• **Work request**: The response should hold each line from the entries below where "information" is found.

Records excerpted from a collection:

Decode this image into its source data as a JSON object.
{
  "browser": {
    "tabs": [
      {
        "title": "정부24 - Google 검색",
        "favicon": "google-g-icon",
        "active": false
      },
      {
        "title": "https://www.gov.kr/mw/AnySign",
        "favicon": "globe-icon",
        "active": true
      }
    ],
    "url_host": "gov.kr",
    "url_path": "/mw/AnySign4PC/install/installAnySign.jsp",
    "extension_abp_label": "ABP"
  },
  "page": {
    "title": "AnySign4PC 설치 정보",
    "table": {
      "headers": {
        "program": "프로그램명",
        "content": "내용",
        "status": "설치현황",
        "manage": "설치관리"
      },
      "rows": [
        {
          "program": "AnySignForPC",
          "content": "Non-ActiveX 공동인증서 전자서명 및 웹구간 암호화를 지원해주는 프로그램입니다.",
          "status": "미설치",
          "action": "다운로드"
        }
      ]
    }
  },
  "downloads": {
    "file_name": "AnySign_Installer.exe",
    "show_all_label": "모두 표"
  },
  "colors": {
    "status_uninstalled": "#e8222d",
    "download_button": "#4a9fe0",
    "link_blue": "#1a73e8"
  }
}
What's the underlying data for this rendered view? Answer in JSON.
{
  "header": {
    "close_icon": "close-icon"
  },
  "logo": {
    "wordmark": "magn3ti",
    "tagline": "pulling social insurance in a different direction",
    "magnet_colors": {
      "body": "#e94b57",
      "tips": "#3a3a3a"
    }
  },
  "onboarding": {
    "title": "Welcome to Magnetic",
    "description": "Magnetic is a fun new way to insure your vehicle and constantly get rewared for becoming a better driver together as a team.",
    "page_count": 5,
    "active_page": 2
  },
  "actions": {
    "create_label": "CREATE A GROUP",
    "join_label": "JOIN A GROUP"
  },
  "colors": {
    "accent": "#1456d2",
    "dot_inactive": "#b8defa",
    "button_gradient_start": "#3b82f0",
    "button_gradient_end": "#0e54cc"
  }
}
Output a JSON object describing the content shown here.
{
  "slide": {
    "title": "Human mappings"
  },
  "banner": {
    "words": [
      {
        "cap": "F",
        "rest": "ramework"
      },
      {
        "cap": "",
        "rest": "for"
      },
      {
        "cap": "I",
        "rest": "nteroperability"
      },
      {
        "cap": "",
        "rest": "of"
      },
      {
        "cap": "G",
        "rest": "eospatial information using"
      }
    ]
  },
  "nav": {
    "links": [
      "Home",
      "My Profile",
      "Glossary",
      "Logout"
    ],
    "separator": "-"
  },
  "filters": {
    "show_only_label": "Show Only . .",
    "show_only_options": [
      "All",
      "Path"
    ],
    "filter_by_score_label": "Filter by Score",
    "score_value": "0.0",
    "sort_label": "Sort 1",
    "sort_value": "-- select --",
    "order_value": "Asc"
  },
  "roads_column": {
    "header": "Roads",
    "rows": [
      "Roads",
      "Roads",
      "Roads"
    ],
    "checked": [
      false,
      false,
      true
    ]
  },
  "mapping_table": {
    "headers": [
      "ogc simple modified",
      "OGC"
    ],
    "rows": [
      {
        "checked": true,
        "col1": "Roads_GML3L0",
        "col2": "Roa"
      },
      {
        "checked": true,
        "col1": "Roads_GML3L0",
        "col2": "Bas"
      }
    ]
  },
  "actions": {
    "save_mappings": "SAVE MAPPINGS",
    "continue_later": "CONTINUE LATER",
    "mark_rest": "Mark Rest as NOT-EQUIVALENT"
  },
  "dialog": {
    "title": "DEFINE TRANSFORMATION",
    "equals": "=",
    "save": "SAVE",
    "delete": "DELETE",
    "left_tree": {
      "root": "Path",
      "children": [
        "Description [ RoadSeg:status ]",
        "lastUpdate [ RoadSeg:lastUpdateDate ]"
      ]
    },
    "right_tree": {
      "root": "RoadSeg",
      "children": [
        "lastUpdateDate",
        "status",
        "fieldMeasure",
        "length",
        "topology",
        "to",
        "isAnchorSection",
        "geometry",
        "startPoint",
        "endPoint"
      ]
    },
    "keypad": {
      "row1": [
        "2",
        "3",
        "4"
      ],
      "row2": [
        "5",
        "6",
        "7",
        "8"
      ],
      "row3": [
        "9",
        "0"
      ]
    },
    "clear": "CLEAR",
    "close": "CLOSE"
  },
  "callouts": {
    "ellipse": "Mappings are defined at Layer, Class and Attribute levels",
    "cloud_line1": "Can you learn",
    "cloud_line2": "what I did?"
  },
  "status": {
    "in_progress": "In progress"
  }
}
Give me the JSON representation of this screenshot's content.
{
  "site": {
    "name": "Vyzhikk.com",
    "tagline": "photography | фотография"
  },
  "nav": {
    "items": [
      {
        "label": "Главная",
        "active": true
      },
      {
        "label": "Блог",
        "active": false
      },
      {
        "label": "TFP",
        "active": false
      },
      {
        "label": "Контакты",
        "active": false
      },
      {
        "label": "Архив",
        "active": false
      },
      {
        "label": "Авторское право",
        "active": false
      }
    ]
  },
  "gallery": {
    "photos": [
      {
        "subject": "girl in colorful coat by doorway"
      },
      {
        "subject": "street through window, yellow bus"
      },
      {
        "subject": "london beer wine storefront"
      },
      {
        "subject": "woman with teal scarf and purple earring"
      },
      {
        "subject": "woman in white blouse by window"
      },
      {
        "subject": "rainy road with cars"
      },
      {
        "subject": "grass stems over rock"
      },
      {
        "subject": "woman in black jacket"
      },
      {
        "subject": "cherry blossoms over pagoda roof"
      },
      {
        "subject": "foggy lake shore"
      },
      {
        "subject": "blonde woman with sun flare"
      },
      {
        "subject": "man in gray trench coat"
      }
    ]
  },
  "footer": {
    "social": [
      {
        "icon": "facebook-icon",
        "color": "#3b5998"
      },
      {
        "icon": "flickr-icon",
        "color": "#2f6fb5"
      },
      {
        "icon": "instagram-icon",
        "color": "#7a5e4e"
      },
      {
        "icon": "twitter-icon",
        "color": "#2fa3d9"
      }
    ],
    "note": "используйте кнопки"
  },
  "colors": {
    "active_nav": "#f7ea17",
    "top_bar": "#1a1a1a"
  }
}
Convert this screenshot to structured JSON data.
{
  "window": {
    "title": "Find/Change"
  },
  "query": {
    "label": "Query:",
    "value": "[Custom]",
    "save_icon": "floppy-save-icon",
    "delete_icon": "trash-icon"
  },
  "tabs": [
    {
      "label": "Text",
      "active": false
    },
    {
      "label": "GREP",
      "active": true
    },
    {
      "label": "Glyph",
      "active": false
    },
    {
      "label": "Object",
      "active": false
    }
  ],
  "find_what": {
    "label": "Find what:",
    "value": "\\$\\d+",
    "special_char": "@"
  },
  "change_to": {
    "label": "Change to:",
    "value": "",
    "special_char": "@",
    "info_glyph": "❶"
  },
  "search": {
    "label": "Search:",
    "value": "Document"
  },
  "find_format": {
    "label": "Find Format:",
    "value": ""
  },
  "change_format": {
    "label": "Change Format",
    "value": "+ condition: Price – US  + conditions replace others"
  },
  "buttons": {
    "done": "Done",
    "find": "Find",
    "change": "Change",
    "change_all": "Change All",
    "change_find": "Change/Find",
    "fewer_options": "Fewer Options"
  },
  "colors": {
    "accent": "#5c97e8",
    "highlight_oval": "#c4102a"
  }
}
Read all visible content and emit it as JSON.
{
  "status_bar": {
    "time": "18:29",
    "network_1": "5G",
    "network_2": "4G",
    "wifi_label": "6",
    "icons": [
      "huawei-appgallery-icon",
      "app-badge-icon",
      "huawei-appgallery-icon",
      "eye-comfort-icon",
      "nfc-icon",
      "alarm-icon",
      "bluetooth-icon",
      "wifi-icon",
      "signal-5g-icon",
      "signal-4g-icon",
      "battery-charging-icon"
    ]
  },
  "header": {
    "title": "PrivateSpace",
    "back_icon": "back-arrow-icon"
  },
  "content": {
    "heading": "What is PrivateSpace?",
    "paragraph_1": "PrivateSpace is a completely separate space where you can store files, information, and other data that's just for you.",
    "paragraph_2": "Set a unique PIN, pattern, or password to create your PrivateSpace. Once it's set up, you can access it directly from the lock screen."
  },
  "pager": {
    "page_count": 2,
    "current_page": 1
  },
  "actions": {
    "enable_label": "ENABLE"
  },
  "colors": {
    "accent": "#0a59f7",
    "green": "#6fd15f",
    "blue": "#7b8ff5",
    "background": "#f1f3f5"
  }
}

• **Result of the task**:
        "rest": "eospatial information using"
    "paragraph_1": "PrivateSpace is a completely separate space where you can store files, information, and other data that's just for you.",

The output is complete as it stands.